integrity in software and law school, strike 58104

I’ve always been sort of morbidly fascinated by ExamSoft and SofTest, the combination of software products that, in theory, keep us from cheating during law school exams. There are a whole lot of things wrong with it (buggy, elevates books over computers, etc.), but probably the most irritating to me has always been the assumption that somehow using it meant that there was no cheating. This is silly- like all software not open to public inspection, I always assumed it would be easy to break if I wanted to.1 Turns out I was right- it is pretty darn trivial to break into. Go read the link, and ponder- we’re all under an honor code, and we’re entering into a profession that depends deeply on trusting our word. So why force us to use software that punishes those of us who are honest (by making our experience buggy and frustrating) while not stopping those who are dishonest?
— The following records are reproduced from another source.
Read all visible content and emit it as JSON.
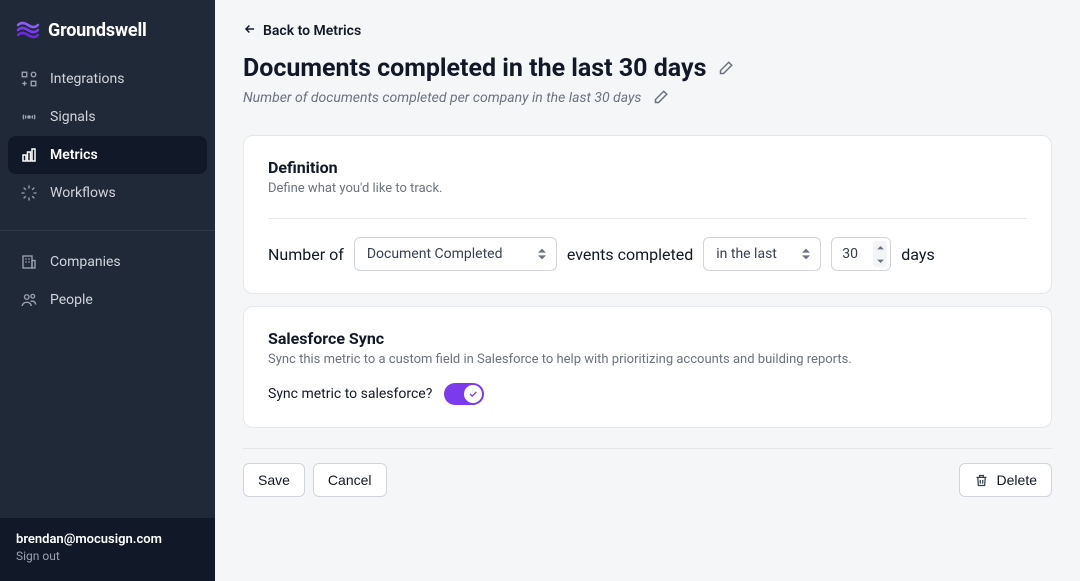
{
  "brand": {
    "name": "Groundswell"
  },
  "sidebar": {
    "items": [
      {
        "label": "Integrations"
      },
      {
        "label": "Signals"
      },
      {
        "label": "Metrics"
      },
      {
        "label": "Workflows"
      },
      {
        "label": "Companies"
      },
      {
        "label": "People"
      }
    ],
    "active_index": 2
  },
  "user": {
    "email": "brendan@mocusign.com",
    "sign_out_label": "Sign out"
  },
  "header": {
    "back_label": "Back to Metrics",
    "title": "Documents completed in the last 30 days",
    "subtitle": "Number of documents completed per company in the last 30 days"
  },
  "definition_card": {
    "title": "Definition",
    "description": "Define what you'd like to track.",
    "sentence": {
      "prefix": "Number of",
      "event_select": "Document Completed",
      "middle": "events completed",
      "window_select": "in the last",
      "days_value": "30",
      "suffix": "days"
    }
  },
  "salesforce_card": {
    "title": "Salesforce Sync",
    "description": "Sync this metric to a custom field in Salesforce to help with prioritizing accounts and building reports.",
    "toggle_label": "Sync metric to salesforce?",
    "toggle_on": true
  },
  "actions": {
    "save": "Save",
    "cancel": "Cancel",
    "delete": "Delete"
  }
}
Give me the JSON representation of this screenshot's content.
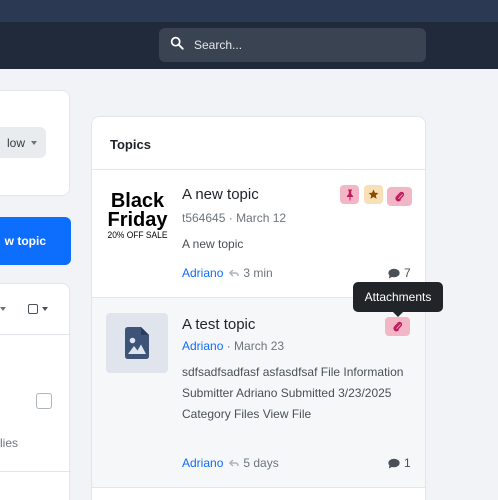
{
  "search": {
    "placeholder": "Search..."
  },
  "sidebar": {
    "follow_label": "low",
    "new_topic_label": "w topic",
    "replies_label": "lies"
  },
  "topics": {
    "heading": "Topics",
    "items": [
      {
        "title": "A new topic",
        "author": "t564645",
        "date": "March 12",
        "excerpt": "A new topic",
        "last_user": "Adriano",
        "last_time": "3 min",
        "reply_count": "7",
        "badges": [
          "pin-icon",
          "star-icon",
          "paperclip-icon"
        ],
        "thumbnail": {
          "line1": "Black",
          "line2": "Friday",
          "line3": "20% OFF SALE"
        }
      },
      {
        "title": "A test topic",
        "author": "Adriano",
        "date": "March 23",
        "excerpt": "sdfsadfsadfasf asfasdfsaf File Information Submitter Adriano Submitted 3/23/2025 Category Files View File",
        "last_user": "Adriano",
        "last_time": "5 days",
        "reply_count": "1",
        "badges": [
          "paperclip-icon"
        ],
        "thumbnail": {
          "icon": "file-image-icon"
        }
      }
    ]
  },
  "tooltip": {
    "text": "Attachments"
  },
  "colors": {
    "navbar": "#212a3a",
    "primary": "#0d6efd",
    "pin_badge": "#f2b6c6",
    "star_badge": "#f9dfb8",
    "badge_icon": "#c2185b"
  }
}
If we’ve got a real dishonesty problem in law school (which I agree may be the case) lousy software seems unlikely to fix it…

  1. To be clear, I have not broken into it and have no plans to. I’m just interested in security and the use of software architecture to replace real morality/honesty. []